Relationships key for successful campaigns

A campaign manager for Amy McGrath, running for U.S. Senate against Senator Mitch McConnell (R-KY), was in town visiting family. Taking some time from their visit, Scott Johnson and his father, Steve, stopped by the Charlotte Dems office to chat about Scott’s experiences with McGrath’s 2018 Congressional campaign.

Like many of us, Scott had no previous political or campaigning experience when he decided to help the McGrath Congressional campaign. He was given tasks such as canvassing or phone banking without much guidance or training. Like many newbies, Johnson felt unprepared. He noticed that many new volunteers had difficulties and wouldn’t return after the first several days. Johnson said, “The campaign was too rigid and concentrated on phone banking and canvassing”. He had ideas about how he could be more effective with the campaign but found the manager was too overworked and stressed to consider making changes.

So Johnson campaigned in his own style. Living in Lexington, Johnson found he could canvass much quicker by bicycle. He knocked on 3000 doors while he also worked a full-time job. He then organized a group, “Bicyclists for McGrath” which was not officially part of the McGrath campaign but helped to get votes. “I wanted to increase the impact and optimize the experiences of the volunteers. How can I make this easier for canvassers?” said Johnson.

Find a way to bring volunteers back

Rather than having a volunteer become discouraged after one day of canvassing or phone banking, Johnson said, “I wanted to find a way to bring volunteers back”. To do that, campaigns should help create relationships with volunteers. Johnson calls these relationships “social glue”. “Campaigns are not equipped or trained on being the ‘social glue.'”

Johnson has several methods to make campaigning more enjoyable. Training new volunteers is critical. Johnson described role-playing and mock canvassing sessions in which volunteers could practice talking to voters. He also stressed pairing new canvassers with seasoned canvassers when they go out in the streets.

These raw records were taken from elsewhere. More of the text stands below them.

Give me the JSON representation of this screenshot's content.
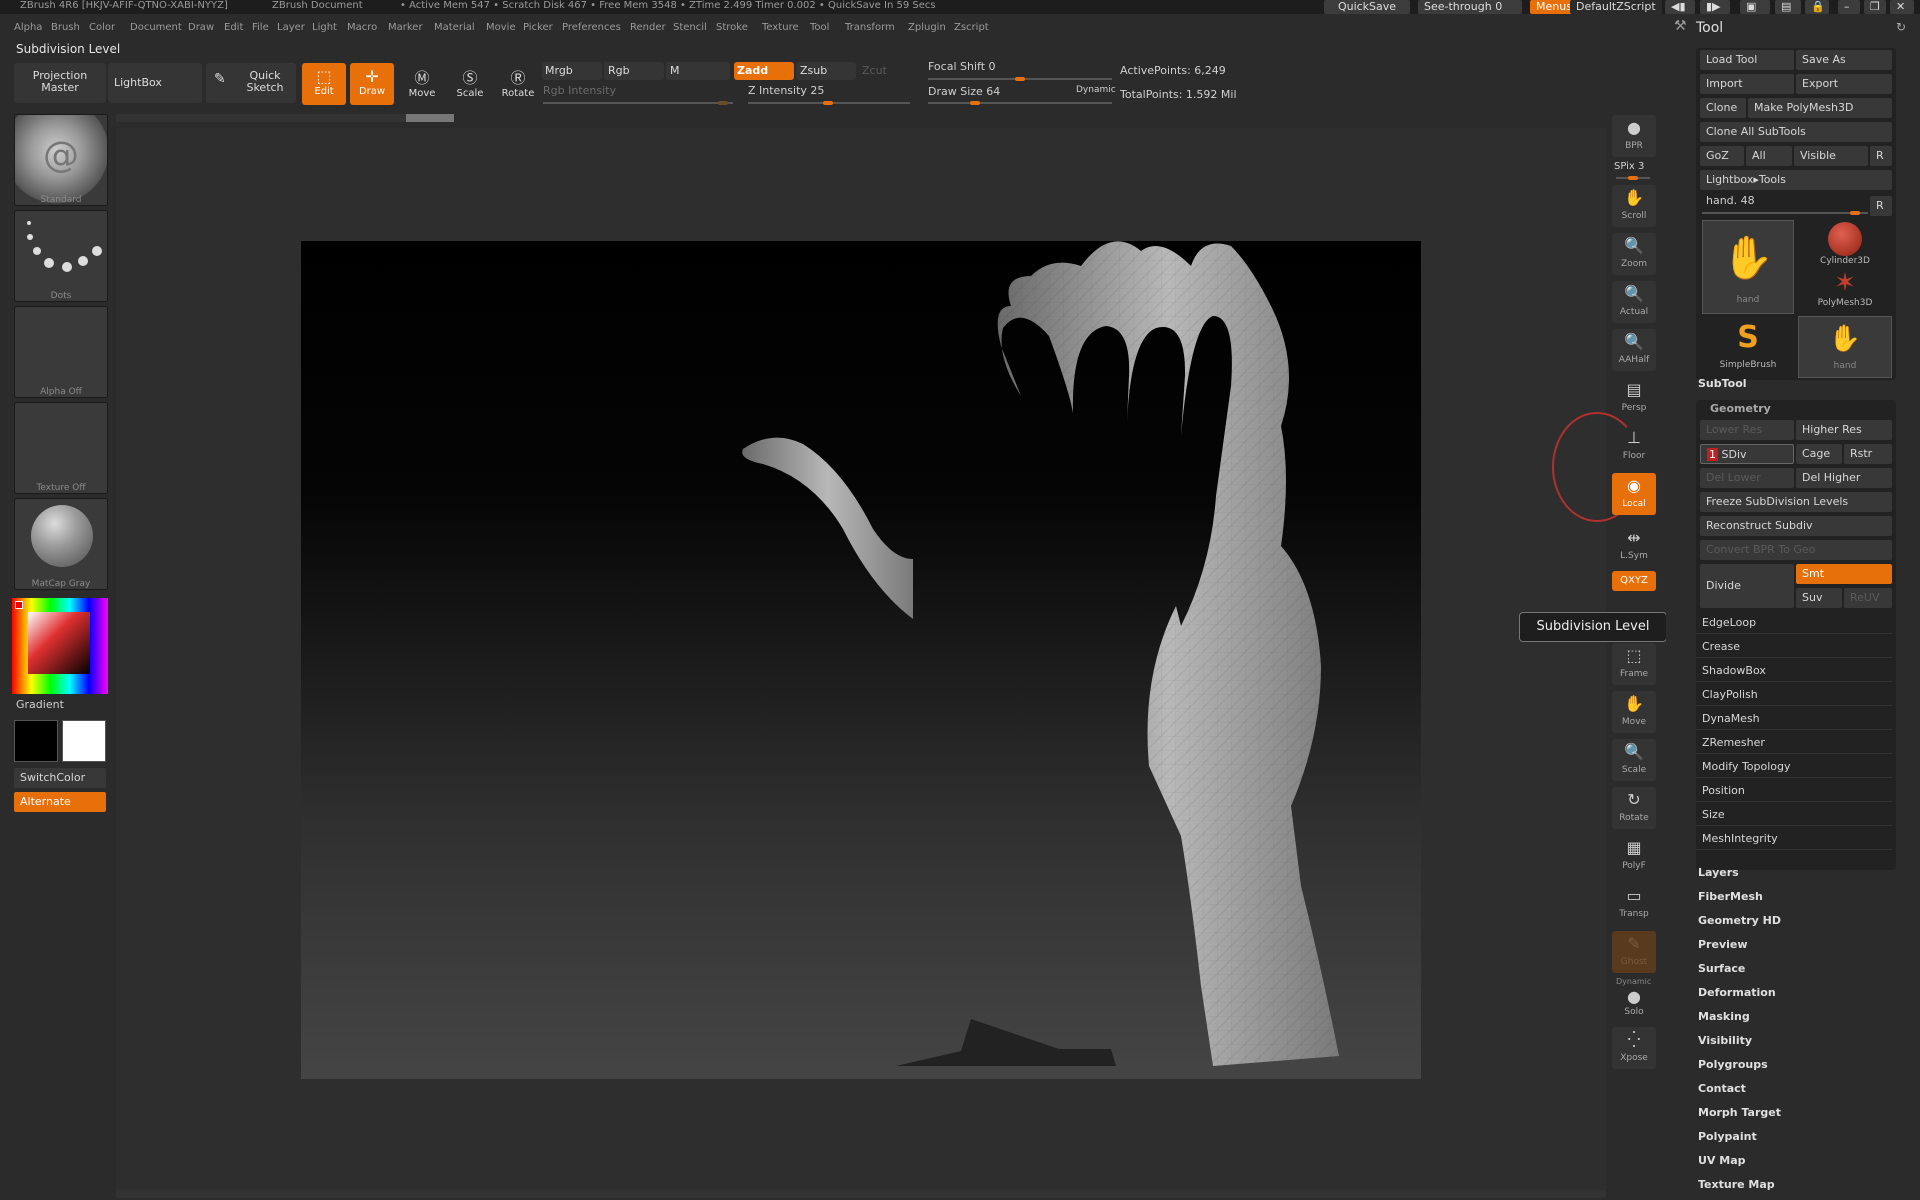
{
  "titlebar": {
    "app": "ZBrush 4R6 [HKJV-AFIF-QTNO-XABI-NYYZ]",
    "doc": "ZBrush Document",
    "stats": "• Active Mem 547 • Scratch Disk 467 • Free Mem 3548 • ZTime 2.499 Timer 0.002 • QuickSave In 59 Secs",
    "quicksave": "QuickSave",
    "see_through": "See-through",
    "see_through_value": "0",
    "menus": "Menus",
    "default_script": "DefaultZScript"
  },
  "menubar": [
    "Alpha",
    "Brush",
    "Color",
    "Document",
    "Draw",
    "Edit",
    "File",
    "Layer",
    "Light",
    "Macro",
    "Marker",
    "Material",
    "Movie",
    "Picker",
    "Preferences",
    "Render",
    "Stencil",
    "Stroke",
    "Texture",
    "Tool",
    "Transform",
    "Zplugin",
    "Zscript"
  ],
  "toolbar": {
    "heading": "Subdivision Level",
    "projection_master": "Projection Master",
    "lightbox": "LightBox",
    "quick_sketch": "Quick Sketch",
    "edit": "Edit",
    "draw": "Draw",
    "move": "Move",
    "scale": "Scale",
    "rotate": "Rotate",
    "mrgb": "Mrgb",
    "rgb": "Rgb",
    "m": "M",
    "zadd": "Zadd",
    "zsub": "Zsub",
    "zcut": "Zcut",
    "rgb_intensity": "Rgb Intensity",
    "z_intensity": "Z Intensity 25",
    "z_intensity_value": 25,
    "focal_shift": "Focal Shift 0",
    "focal_shift_value": 0,
    "draw_size": "Draw Size 64",
    "draw_size_value": 64,
    "dynamic": "Dynamic",
    "active_points": "ActivePoints: 6,249",
    "total_points": "TotalPoints: 1.592 Mil"
  },
  "leftpanel": {
    "brush": "Standard",
    "stroke": "Dots",
    "alpha": "Alpha Off",
    "texture": "Texture Off",
    "material": "MatCap Gray",
    "gradient": "Gradient",
    "switch_color": "SwitchColor",
    "alternate": "Alternate"
  },
  "rightshelf": {
    "bpr": "BPR",
    "spix": "SPix 3",
    "scroll": "Scroll",
    "zoom": "Zoom",
    "actual": "Actual",
    "aahalf": "AAHalf",
    "persp": "Persp",
    "floor": "Floor",
    "local": "Local",
    "lsym": "L.Sym",
    "xyz": "QXYZ",
    "frame": "Frame",
    "move": "Move",
    "scale": "Scale",
    "rotate": "Rotate",
    "polyf": "PolyF",
    "transp": "Transp",
    "ghost": "Ghost",
    "dynamic": "Dynamic",
    "solo": "Solo",
    "xpose": "Xpose"
  },
  "tooltip": "Subdivision Level",
  "toolpanel": {
    "title": "Tool",
    "load_tool": "Load Tool",
    "save_as": "Save As",
    "import": "Import",
    "export": "Export",
    "clone": "Clone",
    "make_polymesh": "Make PolyMesh3D",
    "clone_all": "Clone All SubTools",
    "goz": "GoZ",
    "all": "All",
    "visible": "Visible",
    "r": "R",
    "lightbox_tools": "Lightbox▸Tools",
    "current_tool": "hand. 48",
    "r2": "R",
    "thumbs": [
      "hand",
      "Cylinder3D",
      "PolyMesh3D",
      "SimpleBrush",
      "hand"
    ],
    "subtool": "SubTool",
    "geometry": "Geometry",
    "lower_res": "Lower Res",
    "higher_res": "Higher Res",
    "sdiv": "SDiv",
    "sdiv_value": "1",
    "cage": "Cage",
    "rstr": "Rstr",
    "del_lower": "Del Lower",
    "del_higher": "Del Higher",
    "freeze": "Freeze SubDivision Levels",
    "reconstruct": "Reconstruct Subdiv",
    "convert_bpr": "Convert BPR To Geo",
    "divide": "Divide",
    "smt": "Smt",
    "suv": "Suv",
    "reuv": "ReUV",
    "geo_items": [
      "EdgeLoop",
      "Crease",
      "ShadowBox",
      "ClayPolish",
      "DynaMesh",
      "ZRemesher",
      "Modify Topology",
      "Position",
      "Size",
      "MeshIntegrity"
    ],
    "sections": [
      "Layers",
      "FiberMesh",
      "Geometry HD",
      "Preview",
      "Surface",
      "Deformation",
      "Masking",
      "Visibility",
      "Polygroups",
      "Contact",
      "Morph Target",
      "Polypaint",
      "UV Map",
      "Texture Map"
    ]
  }
}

In addition to the “Bicyclists for McGrath” group, Johnson helped create other groups, such as “Moms for McGrath”. The groups use social media to build and grow. After the election, most campaign volunteers don’t continue with their political involvement. But because of the “social glue” of the groups, they still continue and are active in McGrath’s Senate campaign against Mitch McConnell, Johnson said.

The voter outreach had a significant impact on the election.

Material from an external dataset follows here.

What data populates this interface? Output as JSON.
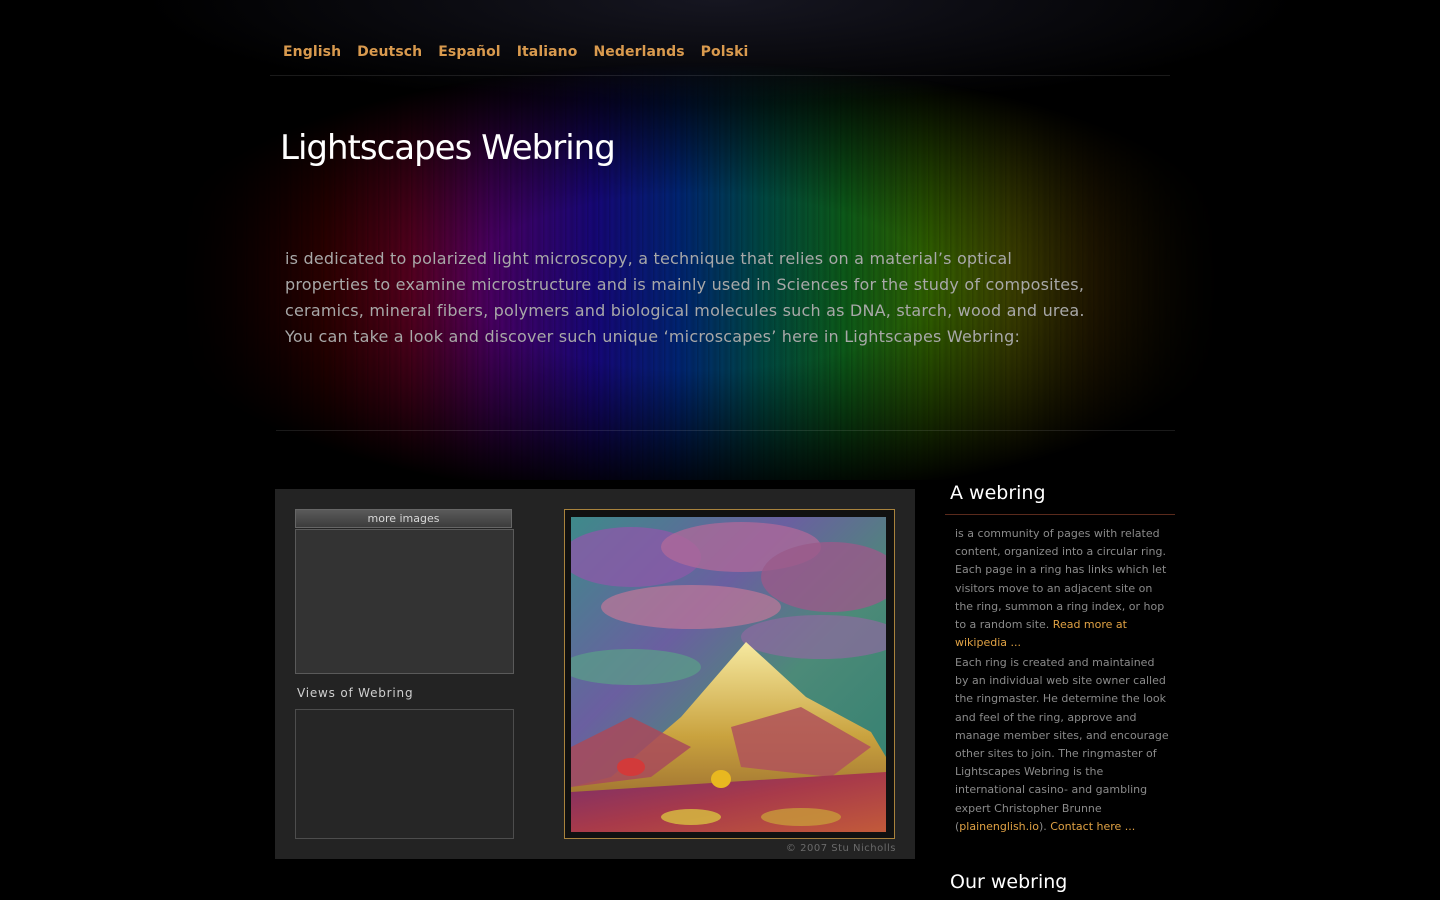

McGrath, a Democrat, was a novice going after an experienced politician in a deep red state who had strong help from President Trump. But McGrath came within 2 percent of winning.

Johnson’s advice for canvassers is to think of canvassing as “an excuse to enter people’s lives and to be good to them”. When approaching the voter, “Look them in the eye and shake their hand. Start a conversation with them and be good-natured.” He said it is o.k. to be open and allow yourself to be vulnerable. “Be open, humans talking to humans. Treat each other as people”.

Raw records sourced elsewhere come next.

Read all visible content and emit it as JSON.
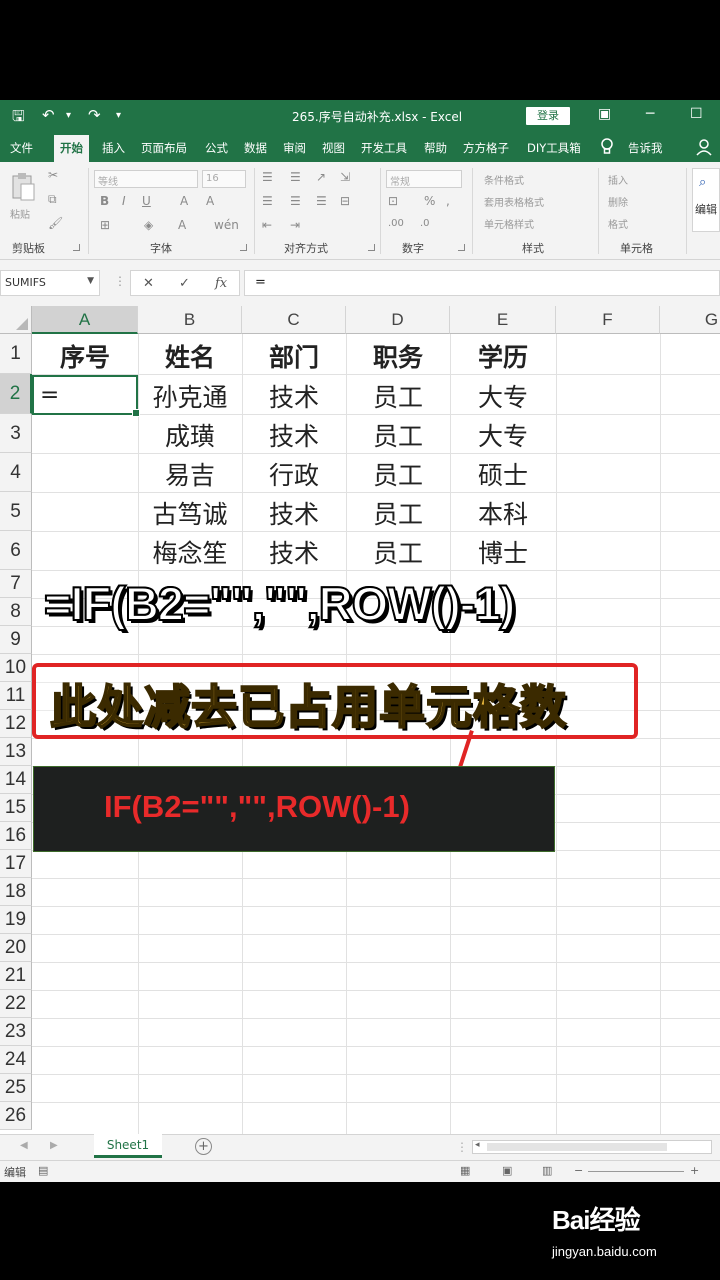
{
  "window": {
    "doc_title": "265.序号自动补充.xlsx  -  Excel",
    "login_label": "登录",
    "minimize": "─",
    "restore": "☐"
  },
  "menu": {
    "tabs": [
      "文件",
      "开始",
      "插入",
      "页面布局",
      "公式",
      "数据",
      "审阅",
      "视图",
      "开发工具",
      "帮助",
      "方方格子",
      "DIY工具箱"
    ],
    "active_tab": "开始",
    "tell_me": "告诉我"
  },
  "ribbon": {
    "groups": [
      "剪贴板",
      "字体",
      "对齐方式",
      "数字",
      "样式",
      "单元格"
    ],
    "paste": "粘贴",
    "font_name": "等线",
    "font_size": "16",
    "number_format": "常规",
    "styles": [
      "条件格式",
      "套用表格格式",
      "单元格样式"
    ],
    "cells": [
      "插入",
      "删除",
      "格式"
    ],
    "edit": "编辑"
  },
  "formula_bar": {
    "name_box": "SUMIFS",
    "content": "="
  },
  "columns": [
    "A",
    "B",
    "C",
    "D",
    "E",
    "F",
    "G"
  ],
  "active_column": "A",
  "rows": [
    "1",
    "2",
    "3",
    "4",
    "5",
    "6",
    "7",
    "8",
    "9",
    "10",
    "11",
    "12",
    "13",
    "14",
    "15",
    "16",
    "17",
    "18",
    "19",
    "20",
    "21",
    "22",
    "23",
    "24",
    "25",
    "26"
  ],
  "active_row": "2",
  "table": {
    "headers": [
      "序号",
      "姓名",
      "部门",
      "职务",
      "学历"
    ],
    "rows": [
      [
        "=",
        "孙克通",
        "技术",
        "员工",
        "大专"
      ],
      [
        "",
        "成璜",
        "技术",
        "员工",
        "大专"
      ],
      [
        "",
        "易吉",
        "行政",
        "员工",
        "硕士"
      ],
      [
        "",
        "古笃诚",
        "技术",
        "员工",
        "本科"
      ],
      [
        "",
        "梅念笙",
        "技术",
        "员工",
        "博士"
      ]
    ]
  },
  "overlay": {
    "big_formula": "=IF(B2=\"\",\"\",ROW()-1)",
    "callout_text": "此处减去已占用单元格数",
    "red_formula": "IF(B2=\"\",\"\",ROW()-1)"
  },
  "sheet_tab": "Sheet1",
  "add_sheet": "+",
  "status": {
    "mode": "编辑"
  },
  "watermark": {
    "brand": "Bai经验",
    "url": "jingyan.baidu.com"
  },
  "colors": {
    "excel_green": "#217346",
    "callout_red": "#e02424",
    "callout_text": "#f5c242",
    "formula_red": "#e82a2a"
  }
}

For more information about Amy McGrath’s senate campaign, visit

Standing from left to right: Ruth Volpe, Paul Anarumo, Jane Merriam, Patrick Hurley, Nancy Razvoza, Scott Johnson, and Steve Johnson.